*** Opening Given records ***

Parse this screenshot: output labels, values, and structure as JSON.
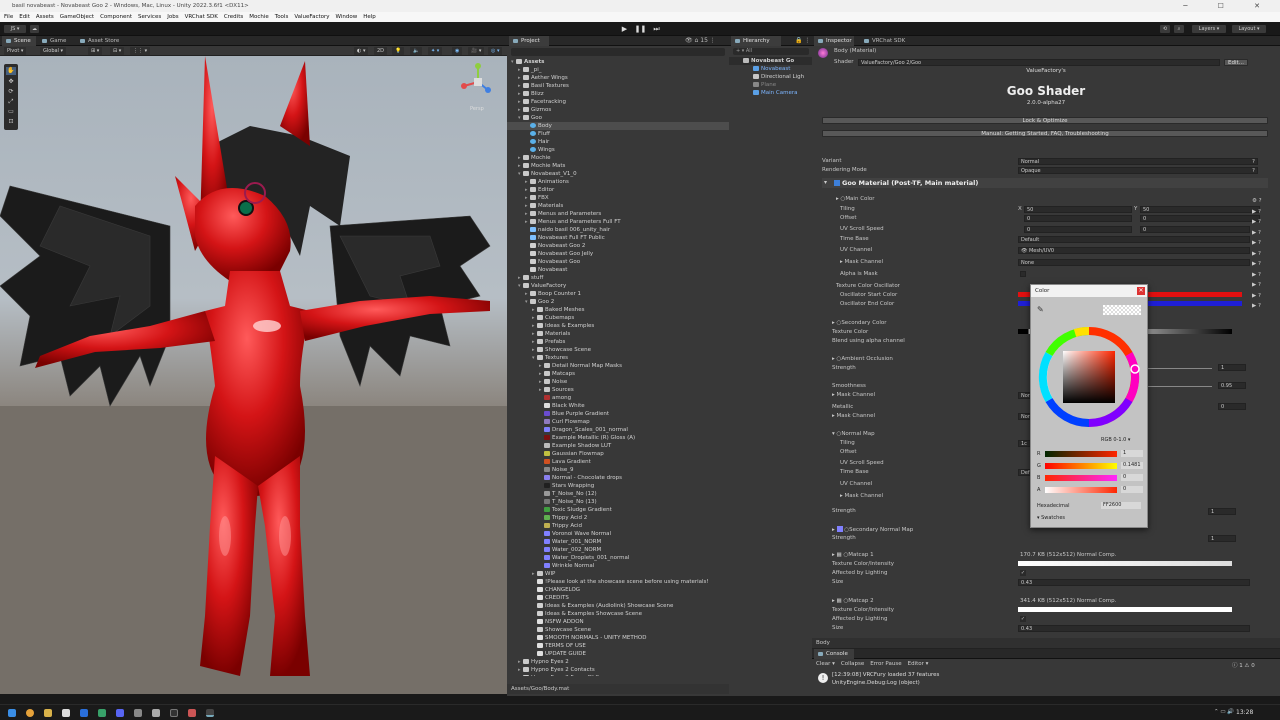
{
  "window": {
    "title": "basil novabeast - Novabeast Goo 2 - Windows, Mac, Linux - Unity 2022.3.6f1 <DX11>",
    "controls": "─ ☐ ✕"
  },
  "menu": [
    "File",
    "Edit",
    "Assets",
    "GameObject",
    "Component",
    "Services",
    "Jobs",
    "VRChat SDK",
    "Credits",
    "Mochie",
    "Tools",
    "ValueFactory",
    "Window",
    "Help"
  ],
  "toolbar": {
    "account": "JS",
    "layers": "Layers",
    "layout": "Layout"
  },
  "scene": {
    "tabs": [
      "Scene",
      "Game",
      "Asset Store"
    ],
    "pivot": "Pivot",
    "global": "Global",
    "mode2d": "2D",
    "gizmo_label": "Persp"
  },
  "project": {
    "tab": "Project",
    "root": "Assets",
    "search_count": "15",
    "footer": "Assets/Goo/Body.mat",
    "items": [
      {
        "t": "_pi_",
        "d": 1,
        "k": "folder"
      },
      {
        "t": "Aether Wings",
        "d": 1,
        "k": "folder"
      },
      {
        "t": "Basil Textures",
        "d": 1,
        "k": "folder"
      },
      {
        "t": "Blizz",
        "d": 1,
        "k": "folder"
      },
      {
        "t": "Facetracking",
        "d": 1,
        "k": "folder"
      },
      {
        "t": "Gizmos",
        "d": 1,
        "k": "folder"
      },
      {
        "t": "Goo",
        "d": 1,
        "k": "folder",
        "open": true
      },
      {
        "t": "Body",
        "d": 2,
        "k": "mat",
        "sel": true
      },
      {
        "t": "Fluff",
        "d": 2,
        "k": "mat"
      },
      {
        "t": "Hair",
        "d": 2,
        "k": "mat"
      },
      {
        "t": "Wings",
        "d": 2,
        "k": "mat"
      },
      {
        "t": "Mochie",
        "d": 1,
        "k": "folder"
      },
      {
        "t": "Mochie Mats",
        "d": 1,
        "k": "folder"
      },
      {
        "t": "Novabeast_V1_0",
        "d": 1,
        "k": "folder",
        "open": true
      },
      {
        "t": "Animations",
        "d": 2,
        "k": "folder"
      },
      {
        "t": "Editor",
        "d": 2,
        "k": "folder"
      },
      {
        "t": "FBX",
        "d": 2,
        "k": "folder"
      },
      {
        "t": "Materials",
        "d": 2,
        "k": "folder"
      },
      {
        "t": "Menus and Parameters",
        "d": 2,
        "k": "folder"
      },
      {
        "t": "Menus and Parameters Full FT",
        "d": 2,
        "k": "folder"
      },
      {
        "t": "naido basil 006_unity_hair",
        "d": 2,
        "k": "prefab"
      },
      {
        "t": "Novabeast Full FT Public",
        "d": 2,
        "k": "prefab"
      },
      {
        "t": "Novabeast Goo 2",
        "d": 2,
        "k": "scene"
      },
      {
        "t": "Novabeast Goo Jelly",
        "d": 2,
        "k": "scene"
      },
      {
        "t": "Novabeast Goo",
        "d": 2,
        "k": "scene"
      },
      {
        "t": "Novabeast",
        "d": 2,
        "k": "scene"
      },
      {
        "t": "stuff",
        "d": 1,
        "k": "folder"
      },
      {
        "t": "ValueFactory",
        "d": 1,
        "k": "folder",
        "open": true
      },
      {
        "t": "Boop Counter 1",
        "d": 2,
        "k": "folder"
      },
      {
        "t": "Goo 2",
        "d": 2,
        "k": "folder",
        "open": true
      },
      {
        "t": "Baked Meshes",
        "d": 3,
        "k": "folder"
      },
      {
        "t": "Cubemaps",
        "d": 3,
        "k": "folder"
      },
      {
        "t": "Ideas & Examples",
        "d": 3,
        "k": "folder"
      },
      {
        "t": "Materials",
        "d": 3,
        "k": "folder"
      },
      {
        "t": "Prefabs",
        "d": 3,
        "k": "folder"
      },
      {
        "t": "Showcase Scene",
        "d": 3,
        "k": "folder"
      },
      {
        "t": "Textures",
        "d": 3,
        "k": "folder",
        "open": true
      },
      {
        "t": "Detail Normal Map Masks",
        "d": 4,
        "k": "folder"
      },
      {
        "t": "Matcaps",
        "d": 4,
        "k": "folder"
      },
      {
        "t": "Noise",
        "d": 4,
        "k": "folder"
      },
      {
        "t": "Sources",
        "d": 4,
        "k": "folder"
      },
      {
        "t": "among",
        "d": 4,
        "k": "tex",
        "c": "#b03030"
      },
      {
        "t": "Black White",
        "d": 4,
        "k": "tex",
        "c": "#dddddd"
      },
      {
        "t": "Blue Purple Gradient",
        "d": 4,
        "k": "tex",
        "c": "#6a4cd0"
      },
      {
        "t": "Curl Flowmap",
        "d": 4,
        "k": "tex",
        "c": "#8f7ac0"
      },
      {
        "t": "Dragon_Scales_001_normal",
        "d": 4,
        "k": "tex",
        "c": "#8080ff"
      },
      {
        "t": "Example Metallic (R) Gloss (A)",
        "d": 4,
        "k": "tex",
        "c": "#7a1010"
      },
      {
        "t": "Example Shadow LUT",
        "d": 4,
        "k": "tex",
        "c": "#bbbbbb"
      },
      {
        "t": "Gaussian Flowmap",
        "d": 4,
        "k": "tex",
        "c": "#c0c040"
      },
      {
        "t": "Lava Gradient",
        "d": 4,
        "k": "tex",
        "c": "#d05020"
      },
      {
        "t": "Noise_9",
        "d": 4,
        "k": "tex",
        "c": "#888888"
      },
      {
        "t": "Normal - Chocolate drops",
        "d": 4,
        "k": "tex",
        "c": "#8a80f0"
      },
      {
        "t": "Stars Wrapping",
        "d": 4,
        "k": "tex",
        "c": "#202020"
      },
      {
        "t": "T_Noise_No (12)",
        "d": 4,
        "k": "tex",
        "c": "#999999"
      },
      {
        "t": "T_Noise_No (13)",
        "d": 4,
        "k": "tex",
        "c": "#777777"
      },
      {
        "t": "Toxic Sludge Gradient",
        "d": 4,
        "k": "tex",
        "c": "#40a040"
      },
      {
        "t": "Trippy Acid 2",
        "d": 4,
        "k": "tex",
        "c": "#60b050"
      },
      {
        "t": "Trippy Acid",
        "d": 4,
        "k": "tex",
        "c": "#c0b050"
      },
      {
        "t": "Voronoi Wave Normal",
        "d": 4,
        "k": "tex",
        "c": "#8080ff"
      },
      {
        "t": "Water_001_NORM",
        "d": 4,
        "k": "tex",
        "c": "#8080ff"
      },
      {
        "t": "Water_002_NORM",
        "d": 4,
        "k": "tex",
        "c": "#8080ff"
      },
      {
        "t": "Water_Droplets_001_normal",
        "d": 4,
        "k": "tex",
        "c": "#8080ff"
      },
      {
        "t": "Wrinkle Normal",
        "d": 4,
        "k": "tex",
        "c": "#8080ff"
      },
      {
        "t": "WIP",
        "d": 3,
        "k": "folder"
      },
      {
        "t": "!Please look at the showcase scene before using materials!",
        "d": 3,
        "k": "doc"
      },
      {
        "t": "CHANGELOG",
        "d": 3,
        "k": "doc"
      },
      {
        "t": "CREDITS",
        "d": 3,
        "k": "doc"
      },
      {
        "t": "Ideas & Examples (Audiolink) Showcase Scene",
        "d": 3,
        "k": "scene"
      },
      {
        "t": "Ideas & Examples Showcase Scene",
        "d": 3,
        "k": "scene"
      },
      {
        "t": "NSFW ADDON",
        "d": 3,
        "k": "doc"
      },
      {
        "t": "Showcase Scene",
        "d": 3,
        "k": "scene"
      },
      {
        "t": "SMOOTH NORMALS - UNITY METHOD",
        "d": 3,
        "k": "doc"
      },
      {
        "t": "TERMS OF USE",
        "d": 3,
        "k": "doc"
      },
      {
        "t": "UPDATE GUIDE",
        "d": 3,
        "k": "doc"
      },
      {
        "t": "Hypno Eyes 2",
        "d": 1,
        "k": "folder"
      },
      {
        "t": "Hypno Eyes 2 Contacts",
        "d": 1,
        "k": "folder"
      },
      {
        "t": "Hypno Eyes 2 Focus DLC",
        "d": 1,
        "k": "folder"
      }
    ]
  },
  "hierarchy": {
    "tab": "Hierarchy",
    "search": "All",
    "items": [
      "Novabeast Go",
      "Novabeast",
      "Directional Ligh",
      "Plane",
      "Main Camera"
    ]
  },
  "inspector": {
    "tabs": [
      "Inspector",
      "VRChat SDK"
    ],
    "material": "Body (Material)",
    "shader_label": "Shader",
    "shader": "ValueFactory/Goo 2/Goo",
    "edit": "Edit...",
    "brand": "ValueFactory's",
    "title": "Goo Shader",
    "version": "2.0.0-alpha27",
    "lock_btn": "Lock & Optimize",
    "manual_btn": "Manual: Getting Started, FAQ, Troubleshooting",
    "variant_label": "Variant",
    "variant": "Normal",
    "render_label": "Rendering Mode",
    "render": "Opaque",
    "main_section": "Goo Material (Post-TF, Main material)",
    "main_color": "Main Color",
    "tiling": "Tiling",
    "offset": "Offset",
    "uv_scroll": "UV Scroll Speed",
    "time_base": "Time Base",
    "uv_channel": "UV Channel",
    "mask_channel": "Mask Channel",
    "alpha_mask": "Alpha is Mask",
    "tcol_osc": "Texture Color Oscillator",
    "osc_start": "Oscillator Start Color",
    "osc_end": "Oscillator End Color",
    "secondary_color": "Secondary Color",
    "texture_color": "Texture Color",
    "blend_alpha": "Blend using alpha channel",
    "ambient": "Ambient Occlusion",
    "strength": "Strength",
    "smoothness": "Smoothness",
    "metallic": "Metallic",
    "normal_map": "Normal Map",
    "sec_normal": "Secondary Normal Map",
    "matcap1": "Matcap 1",
    "matcap2": "Matcap 2",
    "tex_intensity": "Texture Color/Intensity",
    "affected": "Affected by Lighting",
    "size": "Size",
    "footer": "Body",
    "v": {
      "x": "X",
      "y": "Y",
      "tile_x": "50",
      "tile_y": "50",
      "zero": "0",
      "default": "Default",
      "uv0": "Mesh/UV0",
      "none": "None",
      "norm_trunc": "Nor",
      "def_trunc": "Def",
      "one": "1",
      "smooth": "0.95",
      "tile_short": "1c",
      "mc1_info": "170.7 KB (512x512) Normal Comp.",
      "mc2_info": "341.4 KB (512x512) Normal Comp.",
      "size_val": "0.43"
    }
  },
  "color_picker": {
    "title": "Color",
    "mode": "RGB 0-1.0",
    "r_label": "R",
    "r": "1",
    "g_label": "G",
    "g": "0.1481",
    "b_label": "B",
    "b": "0",
    "a_label": "A",
    "a": "0",
    "hex_label": "Hexadecimal",
    "hex": "FF2600",
    "swatches": "Swatches"
  },
  "console": {
    "tab": "Console",
    "clear": "Clear",
    "collapse": "Collapse",
    "error_pause": "Error Pause",
    "editor": "Editor",
    "msg1": "[12:39:08] VRCFury loaded 37 features",
    "msg2": "UnityEngine.Debug:Log (object)",
    "count_warn": "1",
    "count_info": "0"
  },
  "taskbar": {
    "time": "13:28"
  },
  "colors": {
    "accent": "#3d7fd9",
    "picker_value": "#ff2600",
    "goo_red": "#d41416"
  }
}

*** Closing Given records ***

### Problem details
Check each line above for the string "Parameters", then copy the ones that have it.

### Completed exercise
        "t": "Menus and Parameters",
        "t": "Menus and Parameters Full FT",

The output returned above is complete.